Task statement ->
Where a line of the records holds the string "Indirizzo", copy that line.

Input data ->
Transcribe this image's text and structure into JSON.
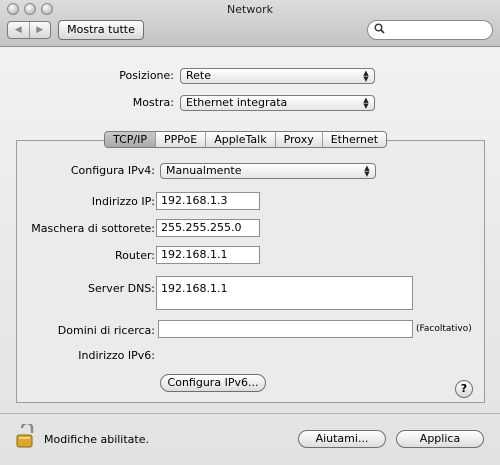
{
  "window": {
    "title": "Network"
  },
  "toolbar": {
    "back_glyph": "◀",
    "forward_glyph": "▶",
    "show_all_label": "Mostra tutte",
    "search_placeholder": ""
  },
  "location": {
    "label": "Posizione:",
    "value": "Rete"
  },
  "show": {
    "label": "Mostra:",
    "value": "Ethernet integrata"
  },
  "tabs": [
    {
      "label": "TCP/IP",
      "active": true
    },
    {
      "label": "PPPoE",
      "active": false
    },
    {
      "label": "AppleTalk",
      "active": false
    },
    {
      "label": "Proxy",
      "active": false
    },
    {
      "label": "Ethernet",
      "active": false
    }
  ],
  "tcpip": {
    "configure_label": "Configura IPv4:",
    "configure_value": "Manualmente",
    "ip_label": "Indirizzo IP:",
    "ip_value": "192.168.1.3",
    "subnet_label": "Maschera di sottorete:",
    "subnet_value": "255.255.255.0",
    "router_label": "Router:",
    "router_value": "192.168.1.1",
    "dns_label": "Server DNS:",
    "dns_value": "192.168.1.1",
    "search_domains_label": "Domini di ricerca:",
    "search_domains_value": "",
    "optional_hint": "(Facoltativo)",
    "ipv6_label": "Indirizzo IPv6:",
    "ipv6_value": "",
    "configure_ipv6_button": "Configura IPv6..."
  },
  "help_glyph": "?",
  "footer": {
    "lock_status": "Modifiche abilitate.",
    "assist_button": "Aiutami...",
    "apply_button": "Applica"
  },
  "colors": {
    "lock_body": "#d9a62e",
    "lock_shackle": "#8a8a8a"
  }
}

The answer ->
    "ip_label": "Indirizzo IP:",
    "ipv6_label": "Indirizzo IPv6:",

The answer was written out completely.